by Ernst Jünger, Louise Bogan (Translator), Elizabeth Mayer (Translator), Bruce Sterling (Introduction)
In The Glass Bees the celebrated German writer Ernst Jünger presents a disconcerting vision of the future. Zapparoni, a brilliant businessman, has turned his advanced understanding of technology and his strategic command of the information and entertainment industries into a discrete form of global domination. But Zapparoni is worried that the scientists he depends on might sell his secrets. He needs a chief of security, and Richard, a veteran and war hero, is ready for the job. However, when he arrives at the beautiful country compound that is Zapparoni's headquarters, he finds himself subjected to an unexpected ordeal. Soon he is led to question his past, his character, and even his senses.... (taken from Good Reads)
The Glass Bees (German: Gläserne Bienen) is a 1957 science fiction novel written by German author Ernst Jünger. The novel follows two days in the life of Captain Richard, an unemployed ex-cavalryman who feels lost in a world that has become more technologically advanced and impersonal. Richard accepts a job interview at Zapparoni Works, a company that designs and manufactures robots including the titular glass bees. Richard's first-person narrative blends depiction of his unusual job interview, autobiographical flashbacks from his childhood and his days as a soldier, and reflection on the themes of technology, war, historical change, and morality.

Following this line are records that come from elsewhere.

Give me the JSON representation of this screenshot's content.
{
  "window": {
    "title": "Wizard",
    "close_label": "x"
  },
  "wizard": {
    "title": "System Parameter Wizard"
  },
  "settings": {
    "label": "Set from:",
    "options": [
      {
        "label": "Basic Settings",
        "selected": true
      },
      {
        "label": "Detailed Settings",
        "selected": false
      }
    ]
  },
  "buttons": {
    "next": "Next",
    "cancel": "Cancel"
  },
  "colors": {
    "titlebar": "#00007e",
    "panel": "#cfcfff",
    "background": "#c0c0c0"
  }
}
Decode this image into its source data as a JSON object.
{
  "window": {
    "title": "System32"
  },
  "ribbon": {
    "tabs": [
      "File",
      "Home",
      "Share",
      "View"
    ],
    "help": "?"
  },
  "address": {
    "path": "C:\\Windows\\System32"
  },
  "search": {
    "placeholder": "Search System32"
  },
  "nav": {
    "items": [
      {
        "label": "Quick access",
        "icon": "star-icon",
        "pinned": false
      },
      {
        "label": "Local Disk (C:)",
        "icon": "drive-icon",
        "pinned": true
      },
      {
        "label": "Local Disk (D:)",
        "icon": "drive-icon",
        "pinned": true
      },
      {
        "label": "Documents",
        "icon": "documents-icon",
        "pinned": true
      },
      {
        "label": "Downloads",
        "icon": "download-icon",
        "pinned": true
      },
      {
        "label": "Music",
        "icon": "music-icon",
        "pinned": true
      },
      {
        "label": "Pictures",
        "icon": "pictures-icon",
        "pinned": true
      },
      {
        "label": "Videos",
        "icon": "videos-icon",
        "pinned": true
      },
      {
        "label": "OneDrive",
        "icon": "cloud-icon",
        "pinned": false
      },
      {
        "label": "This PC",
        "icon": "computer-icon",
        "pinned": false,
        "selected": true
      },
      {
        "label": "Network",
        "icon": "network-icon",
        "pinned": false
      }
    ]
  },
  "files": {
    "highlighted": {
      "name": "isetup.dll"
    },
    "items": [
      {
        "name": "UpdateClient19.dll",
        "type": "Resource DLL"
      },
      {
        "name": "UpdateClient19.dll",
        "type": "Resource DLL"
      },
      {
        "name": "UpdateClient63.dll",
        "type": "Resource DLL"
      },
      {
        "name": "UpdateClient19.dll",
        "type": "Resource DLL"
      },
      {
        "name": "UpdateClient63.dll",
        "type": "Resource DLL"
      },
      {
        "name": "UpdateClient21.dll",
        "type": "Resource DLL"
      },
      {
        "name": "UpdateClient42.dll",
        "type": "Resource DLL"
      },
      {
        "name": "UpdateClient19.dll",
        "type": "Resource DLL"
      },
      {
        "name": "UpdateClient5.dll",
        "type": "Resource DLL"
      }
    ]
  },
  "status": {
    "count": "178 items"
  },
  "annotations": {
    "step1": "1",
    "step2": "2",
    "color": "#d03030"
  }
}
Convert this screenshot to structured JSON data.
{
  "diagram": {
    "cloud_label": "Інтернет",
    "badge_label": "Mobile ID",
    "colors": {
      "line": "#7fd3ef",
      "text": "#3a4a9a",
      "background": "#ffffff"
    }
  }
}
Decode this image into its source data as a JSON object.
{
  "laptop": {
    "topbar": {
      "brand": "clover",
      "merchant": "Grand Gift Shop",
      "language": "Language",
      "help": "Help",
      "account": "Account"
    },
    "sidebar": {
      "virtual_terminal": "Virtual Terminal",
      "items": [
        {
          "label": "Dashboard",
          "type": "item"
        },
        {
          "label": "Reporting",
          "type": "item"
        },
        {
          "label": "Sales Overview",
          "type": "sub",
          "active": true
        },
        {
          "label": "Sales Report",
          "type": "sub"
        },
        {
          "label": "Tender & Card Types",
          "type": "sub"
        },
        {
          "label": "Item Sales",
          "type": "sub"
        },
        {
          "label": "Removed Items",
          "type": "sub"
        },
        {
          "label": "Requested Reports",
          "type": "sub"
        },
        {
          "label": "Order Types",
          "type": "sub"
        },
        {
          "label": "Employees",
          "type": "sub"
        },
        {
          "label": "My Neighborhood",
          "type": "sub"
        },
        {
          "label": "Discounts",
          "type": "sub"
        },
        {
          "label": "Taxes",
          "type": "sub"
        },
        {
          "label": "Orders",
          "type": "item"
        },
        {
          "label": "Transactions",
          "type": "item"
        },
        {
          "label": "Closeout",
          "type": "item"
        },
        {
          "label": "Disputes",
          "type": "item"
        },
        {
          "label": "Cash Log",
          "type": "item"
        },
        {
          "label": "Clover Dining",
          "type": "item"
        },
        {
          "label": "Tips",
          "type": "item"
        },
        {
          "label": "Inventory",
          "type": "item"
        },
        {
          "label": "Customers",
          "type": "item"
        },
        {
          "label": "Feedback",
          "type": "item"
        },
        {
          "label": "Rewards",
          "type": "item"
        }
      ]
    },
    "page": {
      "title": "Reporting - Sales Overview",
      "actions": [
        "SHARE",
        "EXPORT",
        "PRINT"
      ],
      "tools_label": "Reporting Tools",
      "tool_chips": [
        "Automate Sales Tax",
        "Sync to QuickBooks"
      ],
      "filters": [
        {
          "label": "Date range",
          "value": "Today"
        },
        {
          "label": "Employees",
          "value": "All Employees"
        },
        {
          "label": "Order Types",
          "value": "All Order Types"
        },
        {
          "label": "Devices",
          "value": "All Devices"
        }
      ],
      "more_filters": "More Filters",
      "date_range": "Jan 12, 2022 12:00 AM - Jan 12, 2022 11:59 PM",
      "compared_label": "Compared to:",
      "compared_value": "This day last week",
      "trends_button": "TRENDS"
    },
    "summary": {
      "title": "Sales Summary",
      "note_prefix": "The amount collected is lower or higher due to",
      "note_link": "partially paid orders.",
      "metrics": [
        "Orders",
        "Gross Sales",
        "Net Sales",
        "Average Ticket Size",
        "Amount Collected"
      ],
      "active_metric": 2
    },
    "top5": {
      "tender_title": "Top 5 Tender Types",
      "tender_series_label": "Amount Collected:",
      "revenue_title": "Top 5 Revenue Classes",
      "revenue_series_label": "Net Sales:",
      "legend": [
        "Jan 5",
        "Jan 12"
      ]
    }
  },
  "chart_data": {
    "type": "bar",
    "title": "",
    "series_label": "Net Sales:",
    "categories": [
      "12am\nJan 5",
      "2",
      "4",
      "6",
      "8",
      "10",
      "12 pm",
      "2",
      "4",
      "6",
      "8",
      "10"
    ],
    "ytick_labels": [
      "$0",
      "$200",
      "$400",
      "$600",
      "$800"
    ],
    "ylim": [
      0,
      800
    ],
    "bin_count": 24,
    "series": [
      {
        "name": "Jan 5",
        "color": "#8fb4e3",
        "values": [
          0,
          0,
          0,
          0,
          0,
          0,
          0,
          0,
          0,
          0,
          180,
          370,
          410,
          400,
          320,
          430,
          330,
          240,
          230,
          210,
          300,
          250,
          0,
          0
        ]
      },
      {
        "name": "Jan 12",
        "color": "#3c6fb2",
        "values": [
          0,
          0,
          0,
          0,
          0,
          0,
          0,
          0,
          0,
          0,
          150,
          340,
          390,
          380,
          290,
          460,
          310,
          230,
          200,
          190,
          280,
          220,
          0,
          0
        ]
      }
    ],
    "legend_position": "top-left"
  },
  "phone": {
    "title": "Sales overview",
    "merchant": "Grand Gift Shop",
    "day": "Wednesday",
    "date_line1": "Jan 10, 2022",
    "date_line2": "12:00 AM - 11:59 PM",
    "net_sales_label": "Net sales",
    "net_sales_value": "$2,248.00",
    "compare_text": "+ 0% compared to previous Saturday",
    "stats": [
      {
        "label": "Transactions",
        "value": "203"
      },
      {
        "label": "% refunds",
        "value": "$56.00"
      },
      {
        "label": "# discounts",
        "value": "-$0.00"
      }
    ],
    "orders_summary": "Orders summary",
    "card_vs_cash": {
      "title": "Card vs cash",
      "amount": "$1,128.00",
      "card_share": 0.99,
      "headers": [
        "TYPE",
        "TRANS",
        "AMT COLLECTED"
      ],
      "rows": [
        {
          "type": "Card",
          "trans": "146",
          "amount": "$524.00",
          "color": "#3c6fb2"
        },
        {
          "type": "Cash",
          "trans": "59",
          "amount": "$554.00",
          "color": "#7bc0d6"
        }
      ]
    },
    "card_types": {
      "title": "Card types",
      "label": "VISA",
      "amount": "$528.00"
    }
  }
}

In recent years, Jünger's prognostications on the future of technology, variously interpreted as technophobic allegory or insightful critique into the altered relationship between technology, nature, and the human, have received some attention. American science fiction writer Bruce Sterling composed an introduction for the New York Review Books edition in 2000, saying that "its speculations on technology and industry are so prescient as to be uncanny." (taken from Wikipedia)
Ernst Jünger was a decorated German soldier and author who became famous for his World War I memoir Storm of Steel. The son of a successful businessman and chemist, Jünger rebelled against an affluent upbringing and sought adventure in the Wandervogel, before running away to briefly serve in the French Foreign Legion, an illegal act. Because he escaped prosecution in Germany due to his father's efforts, Junger was able to enlist on the outbreak of war. A fearless leader who admired bravery above all else, he enthusiastically participated in actions in which his units were sometimes virtually annihilated. During an ill-fated German offensive in 1918 Junger's WW1 career ended with the last and most serious of his many woundings, and he was awarded the Pour le Mérite, a rare decoration for one of his rank.
Junger served in World War II as captain in the German Army. Assigned to an administrative position in Paris, he socialized with prominent artists of the day such as Picasso and Jean Cocteau. His early time in France is described in his diary Gärten und Straßen (1942, Gardens and Streets). He was also in charge of executing younger German soldiers who had deserted. In his book Un Allemand à Paris , the writer Gerhard Heller states that he had been interested in learning how a person reacts to death under such circumstances and had a morbid fascination for the subject.
Jünger appears on the fringes of the Stauffenberg bomb plot to assassinate Adolf Hitler (July 20, 1944). He was clearly an inspiration to anti-Nazi conservatives in the German Army, and while in Paris he was close to the old, mostly Prussian, officers who carried out the assassination attempt against Hitler. He was only peripherally involved in the events however, and in the aftermath suffered only dismissal from the army in the summer of 1944, rather than execution.
In the aftermath of WW2 he was treated with some suspicion as a closet Nazi. By the latter stages of the Cold War his unorthodox writings about the impact of materialism in modern society were widely seen as conservative rather than radical nationalist, and his philosophical works came to be highly regarded in mainstream German circles. Junger ended his extremely long life as a honoured establishment figure, although critics continued to charge him with the glorification of war as a transcending experience. (taken from Good Reads)